YOUR INSTRUCTIONS - From the records below, copy every line that contains the word "Photos".

WORKING DATA -

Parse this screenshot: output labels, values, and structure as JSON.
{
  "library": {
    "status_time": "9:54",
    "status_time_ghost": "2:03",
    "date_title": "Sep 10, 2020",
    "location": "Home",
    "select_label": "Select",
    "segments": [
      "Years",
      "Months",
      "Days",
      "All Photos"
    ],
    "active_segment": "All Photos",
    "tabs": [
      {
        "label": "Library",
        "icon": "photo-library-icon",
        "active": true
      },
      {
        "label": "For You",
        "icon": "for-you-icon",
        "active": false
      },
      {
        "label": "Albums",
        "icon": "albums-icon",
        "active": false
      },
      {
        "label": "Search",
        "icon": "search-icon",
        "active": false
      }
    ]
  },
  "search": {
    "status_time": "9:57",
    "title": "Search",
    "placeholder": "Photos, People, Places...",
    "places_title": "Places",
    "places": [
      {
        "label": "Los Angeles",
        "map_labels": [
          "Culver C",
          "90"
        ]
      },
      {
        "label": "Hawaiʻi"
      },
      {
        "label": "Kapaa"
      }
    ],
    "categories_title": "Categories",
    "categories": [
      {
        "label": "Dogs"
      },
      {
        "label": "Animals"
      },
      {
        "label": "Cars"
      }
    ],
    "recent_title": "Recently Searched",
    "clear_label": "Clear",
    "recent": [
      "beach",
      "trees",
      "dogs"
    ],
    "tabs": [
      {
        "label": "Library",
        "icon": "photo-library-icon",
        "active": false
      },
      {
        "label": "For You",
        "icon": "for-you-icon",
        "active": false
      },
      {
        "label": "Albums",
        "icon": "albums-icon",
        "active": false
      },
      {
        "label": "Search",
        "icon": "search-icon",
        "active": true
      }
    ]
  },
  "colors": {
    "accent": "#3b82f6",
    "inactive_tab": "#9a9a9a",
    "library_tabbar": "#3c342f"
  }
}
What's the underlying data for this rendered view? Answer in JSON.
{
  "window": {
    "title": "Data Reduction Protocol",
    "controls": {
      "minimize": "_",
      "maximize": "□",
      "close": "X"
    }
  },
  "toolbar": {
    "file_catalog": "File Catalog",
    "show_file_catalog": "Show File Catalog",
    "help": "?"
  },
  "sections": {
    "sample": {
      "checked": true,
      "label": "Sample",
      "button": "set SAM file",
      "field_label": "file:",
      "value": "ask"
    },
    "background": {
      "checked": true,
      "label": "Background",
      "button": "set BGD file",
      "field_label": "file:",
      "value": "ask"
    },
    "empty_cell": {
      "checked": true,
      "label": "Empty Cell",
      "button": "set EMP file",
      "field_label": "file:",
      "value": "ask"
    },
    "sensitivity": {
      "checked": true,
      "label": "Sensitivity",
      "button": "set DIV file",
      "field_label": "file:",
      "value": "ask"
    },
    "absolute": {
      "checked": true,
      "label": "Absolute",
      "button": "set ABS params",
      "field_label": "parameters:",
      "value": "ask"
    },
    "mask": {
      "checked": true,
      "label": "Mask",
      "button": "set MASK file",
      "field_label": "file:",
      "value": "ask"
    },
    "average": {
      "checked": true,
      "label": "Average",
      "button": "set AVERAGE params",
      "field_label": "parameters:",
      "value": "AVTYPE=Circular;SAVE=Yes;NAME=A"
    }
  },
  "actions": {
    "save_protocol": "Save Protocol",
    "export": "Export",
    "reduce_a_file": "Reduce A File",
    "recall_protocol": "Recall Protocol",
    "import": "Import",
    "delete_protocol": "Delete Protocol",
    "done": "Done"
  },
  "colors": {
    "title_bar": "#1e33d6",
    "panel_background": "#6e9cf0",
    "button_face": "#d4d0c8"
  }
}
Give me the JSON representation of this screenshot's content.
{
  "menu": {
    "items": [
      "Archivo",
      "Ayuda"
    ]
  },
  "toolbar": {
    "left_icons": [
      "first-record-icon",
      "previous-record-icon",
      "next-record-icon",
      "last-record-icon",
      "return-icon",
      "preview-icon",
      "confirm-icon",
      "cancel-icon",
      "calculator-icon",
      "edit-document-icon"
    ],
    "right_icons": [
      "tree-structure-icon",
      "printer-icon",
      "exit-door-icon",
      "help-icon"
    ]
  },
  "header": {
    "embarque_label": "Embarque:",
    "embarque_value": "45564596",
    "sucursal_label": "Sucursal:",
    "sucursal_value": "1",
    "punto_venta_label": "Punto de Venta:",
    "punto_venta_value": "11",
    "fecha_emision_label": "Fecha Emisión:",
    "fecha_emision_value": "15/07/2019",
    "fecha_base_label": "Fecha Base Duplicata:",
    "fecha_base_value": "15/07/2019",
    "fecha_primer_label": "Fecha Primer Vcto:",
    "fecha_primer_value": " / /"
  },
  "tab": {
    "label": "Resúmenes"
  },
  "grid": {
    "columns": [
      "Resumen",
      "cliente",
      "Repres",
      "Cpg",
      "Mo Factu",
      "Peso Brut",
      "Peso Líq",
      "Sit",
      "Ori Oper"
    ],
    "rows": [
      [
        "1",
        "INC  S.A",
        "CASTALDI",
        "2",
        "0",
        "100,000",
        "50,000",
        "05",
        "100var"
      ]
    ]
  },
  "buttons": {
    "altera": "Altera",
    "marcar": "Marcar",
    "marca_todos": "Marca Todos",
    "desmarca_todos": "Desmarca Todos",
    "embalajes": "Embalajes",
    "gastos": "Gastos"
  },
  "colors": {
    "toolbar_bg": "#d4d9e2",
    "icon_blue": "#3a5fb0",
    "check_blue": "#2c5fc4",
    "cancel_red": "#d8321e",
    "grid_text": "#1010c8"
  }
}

OUTPUT OF THE EXERCISE -
      "All Photos"
    "active_segment": "All Photos",
    "placeholder": "Photos, People, Places...",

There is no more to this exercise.